State Treasurer John Perdue told legislators Tuesday that with $41 million of assets in the state’s unclaimed property account, he felt confident in increasing the contribution from that account to the state general revenue fund from $7 million to $17 million.
“We felt like we were comfortable moving another $10 million to the general revenue fund,” Perdue told the Senate Finance Committee.
In a joint news conference with Gov. Jim Justice Monday, Perdue announced that his office would be transferring a total of $27 million to help close what is currently a $33 million shortfall in the 2020-21 state budget.
In a typical year, unclaimed property will pay out $15 million to $20 million of assets to rightful property owners, and have operating expenses of about $4 million.
By law, the treasurer’s office is the state repository for unclaimed property, including contents of safe deposit boxes, uncashed checks, and unredeemed stock and utility deposits.
Perdue said any funds unused when the last participants in a prepaid college tuition program complete college in 2022 will go into unclaimed property.
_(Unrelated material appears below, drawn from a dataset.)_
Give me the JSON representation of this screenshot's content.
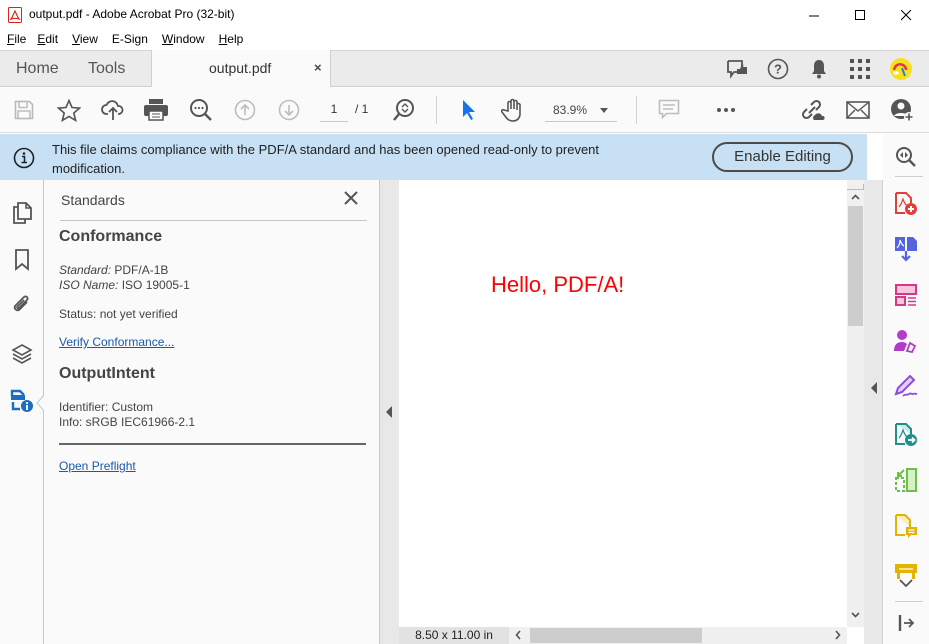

Enrollment in that program, administered by the treasurer’s office, closed in 2002, in part because Perdue said it was no longer viable once the Promise scholarship program launched that year.
The treasurer’s office continues to administer the Smart 529 college savings plan, which currently has $2.7 billion in assets and about 118,000 student accounts, Perdue said.
The office also administers the state Retirement Plus program, a 457(b) retirement savings similar to 401(k) plans available to private-sector employees.
He said the plan currently has 19,000 participants from state, county and local government agencies, and assets of $267 million.
During the budget presentation, Sen. Rollen Roberts, R-Raleigh, grilled Perdue over the treasurer’s office’s public relations and marketing contract with the Manahan Group, the Charleston firm that has worked in Perdue’s election campaigns.
“The Manahan Group has always run my campaigns for years and years,” Perdue said. “I can’t stop him from bidding on a public contract.”
Deputy Treasurer Gina Joynes said the marketing contract is rebid every three to five years, and said there were at least four other bidders when the Manahan Group was awarded the contract three years ago.
Conversely, Sen. Doug Facemire, D-Braxton, praised the treasurer’s office, telling Perdue, “I challenge anybody here to find any state agency that has given us the return on investment that your office has.”
Also Tuesday, state Auditor J.B. McCuskey said that with increased state Purchasing Card rebates, changes in Security Commission fees, and an office reorganization, the auditor’s office is returning about $10 million a year to the state budget.
Sen. John Unger, D-Berkeley, also thanked McCuskey for working with cities and counties in the Eastern Panhandle to identify funding sources to contribute the local share of funding needed to continue MARC commuter rail service into the panhandle.
McCuskey said his office is already working with mayors and county commissioners to come up with next year’s funding for the commuter service.